:: Exercise requirements ::
Copy out all the entries shown below, exactly as they appear.

:: Records ::
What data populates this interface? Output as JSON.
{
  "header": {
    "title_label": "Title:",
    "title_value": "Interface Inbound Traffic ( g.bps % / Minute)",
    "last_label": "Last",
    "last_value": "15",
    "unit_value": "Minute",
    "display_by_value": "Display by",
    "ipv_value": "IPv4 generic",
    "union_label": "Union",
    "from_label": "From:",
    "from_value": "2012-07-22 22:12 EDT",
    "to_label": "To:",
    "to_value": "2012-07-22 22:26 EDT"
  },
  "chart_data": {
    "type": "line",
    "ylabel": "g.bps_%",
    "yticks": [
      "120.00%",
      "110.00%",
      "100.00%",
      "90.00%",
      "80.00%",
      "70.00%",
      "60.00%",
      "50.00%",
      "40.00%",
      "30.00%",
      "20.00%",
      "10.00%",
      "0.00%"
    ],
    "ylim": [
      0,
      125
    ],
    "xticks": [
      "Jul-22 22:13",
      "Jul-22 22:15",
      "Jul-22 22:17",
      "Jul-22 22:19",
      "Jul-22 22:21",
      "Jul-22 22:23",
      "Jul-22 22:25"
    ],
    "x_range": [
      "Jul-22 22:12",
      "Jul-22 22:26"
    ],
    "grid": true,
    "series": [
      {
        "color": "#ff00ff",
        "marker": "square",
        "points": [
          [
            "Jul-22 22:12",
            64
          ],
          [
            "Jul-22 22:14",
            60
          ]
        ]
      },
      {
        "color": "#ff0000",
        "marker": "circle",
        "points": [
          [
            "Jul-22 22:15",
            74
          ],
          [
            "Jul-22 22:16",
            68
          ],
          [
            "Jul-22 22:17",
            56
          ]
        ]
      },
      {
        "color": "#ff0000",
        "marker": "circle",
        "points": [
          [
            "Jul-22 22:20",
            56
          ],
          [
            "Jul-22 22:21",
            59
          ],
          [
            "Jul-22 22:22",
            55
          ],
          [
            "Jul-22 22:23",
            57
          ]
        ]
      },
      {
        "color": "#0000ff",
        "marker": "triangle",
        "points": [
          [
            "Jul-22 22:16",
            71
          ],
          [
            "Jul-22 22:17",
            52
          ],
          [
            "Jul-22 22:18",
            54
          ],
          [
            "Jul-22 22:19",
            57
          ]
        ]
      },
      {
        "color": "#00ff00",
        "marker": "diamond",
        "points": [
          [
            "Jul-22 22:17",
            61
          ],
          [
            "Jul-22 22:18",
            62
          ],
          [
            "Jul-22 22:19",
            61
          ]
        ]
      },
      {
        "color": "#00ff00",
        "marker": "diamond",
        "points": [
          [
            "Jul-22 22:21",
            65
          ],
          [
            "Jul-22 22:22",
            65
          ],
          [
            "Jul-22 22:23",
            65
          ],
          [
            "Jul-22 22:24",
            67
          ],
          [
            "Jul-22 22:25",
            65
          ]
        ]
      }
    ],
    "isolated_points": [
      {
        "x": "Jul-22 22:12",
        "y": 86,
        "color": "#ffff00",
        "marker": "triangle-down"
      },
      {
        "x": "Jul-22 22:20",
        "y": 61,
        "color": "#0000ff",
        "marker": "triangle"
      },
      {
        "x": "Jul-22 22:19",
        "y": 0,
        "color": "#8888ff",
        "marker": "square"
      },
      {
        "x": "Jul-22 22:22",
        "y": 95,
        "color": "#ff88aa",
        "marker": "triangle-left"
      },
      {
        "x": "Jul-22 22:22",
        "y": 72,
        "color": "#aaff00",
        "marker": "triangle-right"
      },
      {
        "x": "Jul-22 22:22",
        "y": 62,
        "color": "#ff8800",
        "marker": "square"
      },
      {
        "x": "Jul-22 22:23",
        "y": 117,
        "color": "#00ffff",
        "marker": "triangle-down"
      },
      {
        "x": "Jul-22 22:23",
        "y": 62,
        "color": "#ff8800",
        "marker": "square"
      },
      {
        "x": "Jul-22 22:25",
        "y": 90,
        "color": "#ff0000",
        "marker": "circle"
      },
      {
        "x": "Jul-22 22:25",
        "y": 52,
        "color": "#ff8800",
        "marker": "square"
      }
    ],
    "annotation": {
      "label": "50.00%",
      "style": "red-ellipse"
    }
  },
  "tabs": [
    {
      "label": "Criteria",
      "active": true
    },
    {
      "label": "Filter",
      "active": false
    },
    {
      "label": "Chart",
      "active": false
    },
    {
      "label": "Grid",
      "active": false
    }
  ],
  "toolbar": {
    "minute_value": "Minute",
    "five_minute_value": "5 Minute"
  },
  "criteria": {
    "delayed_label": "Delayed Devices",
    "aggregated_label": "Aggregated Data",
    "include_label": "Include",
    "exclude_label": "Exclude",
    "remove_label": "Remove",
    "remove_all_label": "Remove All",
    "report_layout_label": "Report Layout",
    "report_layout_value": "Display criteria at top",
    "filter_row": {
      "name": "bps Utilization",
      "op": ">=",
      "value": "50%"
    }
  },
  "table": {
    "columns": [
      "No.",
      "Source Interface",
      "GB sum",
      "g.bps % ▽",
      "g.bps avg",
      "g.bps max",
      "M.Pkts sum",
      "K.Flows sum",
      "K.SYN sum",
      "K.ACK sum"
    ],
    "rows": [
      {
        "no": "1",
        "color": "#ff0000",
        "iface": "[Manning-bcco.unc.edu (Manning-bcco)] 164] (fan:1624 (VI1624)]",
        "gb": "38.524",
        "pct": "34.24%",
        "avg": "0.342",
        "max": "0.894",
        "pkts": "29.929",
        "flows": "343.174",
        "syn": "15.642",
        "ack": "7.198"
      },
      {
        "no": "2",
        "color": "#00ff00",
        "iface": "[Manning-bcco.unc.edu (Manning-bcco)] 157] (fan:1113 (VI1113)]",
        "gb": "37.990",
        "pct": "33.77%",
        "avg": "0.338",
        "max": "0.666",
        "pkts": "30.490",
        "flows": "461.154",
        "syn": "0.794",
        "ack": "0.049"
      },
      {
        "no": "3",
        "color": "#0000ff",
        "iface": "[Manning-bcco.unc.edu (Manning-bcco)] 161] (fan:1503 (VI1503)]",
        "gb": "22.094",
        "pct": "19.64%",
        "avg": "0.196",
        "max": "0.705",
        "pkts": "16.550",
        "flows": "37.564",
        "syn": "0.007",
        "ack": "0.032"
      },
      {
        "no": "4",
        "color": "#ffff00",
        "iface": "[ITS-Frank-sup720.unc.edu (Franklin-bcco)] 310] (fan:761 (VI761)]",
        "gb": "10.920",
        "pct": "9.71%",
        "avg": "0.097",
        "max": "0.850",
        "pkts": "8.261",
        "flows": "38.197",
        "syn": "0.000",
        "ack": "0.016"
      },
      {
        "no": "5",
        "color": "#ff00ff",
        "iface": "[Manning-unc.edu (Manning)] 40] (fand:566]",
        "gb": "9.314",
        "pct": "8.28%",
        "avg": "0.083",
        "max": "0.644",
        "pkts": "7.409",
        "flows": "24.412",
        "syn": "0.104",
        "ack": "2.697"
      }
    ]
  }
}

:: Final answer ::
What data populates this interface? Output as JSON.
{
  "header": {
    "title_label": "Title:",
    "title_value": "Interface Inbound Traffic ( g.bps % / Minute)",
    "last_label": "Last",
    "last_value": "15",
    "unit_value": "Minute",
    "display_by_value": "Display by",
    "ipv_value": "IPv4 generic",
    "union_label": "Union",
    "from_label": "From:",
    "from_value": "2012-07-22 22:12 EDT",
    "to_label": "To:",
    "to_value": "2012-07-22 22:26 EDT"
  },
  "chart_data": {
    "type": "line",
    "ylabel": "g.bps_%",
    "yticks": [
      "120.00%",
      "110.00%",
      "100.00%",
      "90.00%",
      "80.00%",
      "70.00%",
      "60.00%",
      "50.00%",
      "40.00%",
      "30.00%",
      "20.00%",
      "10.00%",
      "0.00%"
    ],
    "ylim": [
      0,
      125
    ],
    "xticks": [
      "Jul-22 22:13",
      "Jul-22 22:15",
      "Jul-22 22:17",
      "Jul-22 22:19",
      "Jul-22 22:21",
      "Jul-22 22:23",
      "Jul-22 22:25"
    ],
    "x_range": [
      "Jul-22 22:12",
      "Jul-22 22:26"
    ],
    "grid": true,
    "series": [
      {
        "color": "#ff00ff",
        "marker": "square",
        "points": [
          [
            "Jul-22 22:12",
            64
          ],
          [
            "Jul-22 22:14",
            60
          ]
        ]
      },
      {
        "color": "#ff0000",
        "marker": "circle",
        "points": [
          [
            "Jul-22 22:15",
            74
          ],
          [
            "Jul-22 22:16",
            68
          ],
          [
            "Jul-22 22:17",
            56
          ]
        ]
      },
      {
        "color": "#ff0000",
        "marker": "circle",
        "points": [
          [
            "Jul-22 22:20",
            56
          ],
          [
            "Jul-22 22:21",
            59
          ],
          [
            "Jul-22 22:22",
            55
          ],
          [
            "Jul-22 22:23",
            57
          ]
        ]
      },
      {
        "color": "#0000ff",
        "marker": "triangle",
        "points": [
          [
            "Jul-22 22:16",
            71
          ],
          [
            "Jul-22 22:17",
            52
          ],
          [
            "Jul-22 22:18",
            54
          ],
          [
            "Jul-22 22:19",
            57
          ]
        ]
      },
      {
        "color": "#00ff00",
        "marker": "diamond",
        "points": [
          [
            "Jul-22 22:17",
            61
          ],
          [
            "Jul-22 22:18",
            62
          ],
          [
            "Jul-22 22:19",
            61
          ]
        ]
      },
      {
        "color": "#00ff00",
        "marker": "diamond",
        "points": [
          [
            "Jul-22 22:21",
            65
          ],
          [
            "Jul-22 22:22",
            65
          ],
          [
            "Jul-22 22:23",
            65
          ],
          [
            "Jul-22 22:24",
            67
          ],
          [
            "Jul-22 22:25",
            65
          ]
        ]
      }
    ],
    "isolated_points": [
      {
        "x": "Jul-22 22:12",
        "y": 86,
        "color": "#ffff00",
        "marker": "triangle-down"
      },
      {
        "x": "Jul-22 22:20",
        "y": 61,
        "color": "#0000ff",
        "marker": "triangle"
      },
      {
        "x": "Jul-22 22:19",
        "y": 0,
        "color": "#8888ff",
        "marker": "square"
      },
      {
        "x": "Jul-22 22:22",
        "y": 95,
        "color": "#ff88aa",
        "marker": "triangle-left"
      },
      {
        "x": "Jul-22 22:22",
        "y": 72,
        "color": "#aaff00",
        "marker": "triangle-right"
      },
      {
        "x": "Jul-22 22:22",
        "y": 62,
        "color": "#ff8800",
        "marker": "square"
      },
      {
        "x": "Jul-22 22:23",
        "y": 117,
        "color": "#00ffff",
        "marker": "triangle-down"
      },
      {
        "x": "Jul-22 22:23",
        "y": 62,
        "color": "#ff8800",
        "marker": "square"
      },
      {
        "x": "Jul-22 22:25",
        "y": 90,
        "color": "#ff0000",
        "marker": "circle"
      },
      {
        "x": "Jul-22 22:25",
        "y": 52,
        "color": "#ff8800",
        "marker": "square"
      }
    ],
    "annotation": {
      "label": "50.00%",
      "style": "red-ellipse"
    }
  },
  "tabs": [
    {
      "label": "Criteria",
      "active": true
    },
    {
      "label": "Filter",
      "active": false
    },
    {
      "label": "Chart",
      "active": false
    },
    {
      "label": "Grid",
      "active": false
    }
  ],
  "toolbar": {
    "minute_value": "Minute",
    "five_minute_value": "5 Minute"
  },
  "criteria": {
    "delayed_label": "Delayed Devices",
    "aggregated_label": "Aggregated Data",
    "include_label": "Include",
    "exclude_label": "Exclude",
    "remove_label": "Remove",
    "remove_all_label": "Remove All",
    "report_layout_label": "Report Layout",
    "report_layout_value": "Display criteria at top",
    "filter_row": {
      "name": "bps Utilization",
      "op": ">=",
      "value": "50%"
    }
  },
  "table": {
    "columns": [
      "No.",
      "Source Interface",
      "GB sum",
      "g.bps % ▽",
      "g.bps avg",
      "g.bps max",
      "M.Pkts sum",
      "K.Flows sum",
      "K.SYN sum",
      "K.ACK sum"
    ],
    "rows": [
      {
        "no": "1",
        "color": "#ff0000",
        "iface": "[Manning-bcco.unc.edu (Manning-bcco)] 164] (fan:1624 (VI1624)]",
        "gb": "38.524",
        "pct": "34.24%",
        "avg": "0.342",
        "max": "0.894",
        "pkts": "29.929",
        "flows": "343.174",
        "syn": "15.642",
        "ack": "7.198"
      },
      {
        "no": "2",
        "color": "#00ff00",
        "iface": "[Manning-bcco.unc.edu (Manning-bcco)] 157] (fan:1113 (VI1113)]",
        "gb": "37.990",
        "pct": "33.77%",
        "avg": "0.338",
        "max": "0.666",
        "pkts": "30.490",
        "flows": "461.154",
        "syn": "0.794",
        "ack": "0.049"
      },
      {
        "no": "3",
        "color": "#0000ff",
        "iface": "[Manning-bcco.unc.edu (Manning-bcco)] 161] (fan:1503 (VI1503)]",
        "gb": "22.094",
        "pct": "19.64%",
        "avg": "0.196",
        "max": "0.705",
        "pkts": "16.550",
        "flows": "37.564",
        "syn": "0.007",
        "ack": "0.032"
      },
      {
        "no": "4",
        "color": "#ffff00",
        "iface": "[ITS-Frank-sup720.unc.edu (Franklin-bcco)] 310] (fan:761 (VI761)]",
        "gb": "10.920",
        "pct": "9.71%",
        "avg": "0.097",
        "max": "0.850",
        "pkts": "8.261",
        "flows": "38.197",
        "syn": "0.000",
        "ack": "0.016"
      },
      {
        "no": "5",
        "color": "#ff00ff",
        "iface": "[Manning-unc.edu (Manning)] 40] (fand:566]",
        "gb": "9.314",
        "pct": "8.28%",
        "avg": "0.083",
        "max": "0.644",
        "pkts": "7.409",
        "flows": "24.412",
        "syn": "0.104",
        "ack": "2.697"
      }
    ]
  }
}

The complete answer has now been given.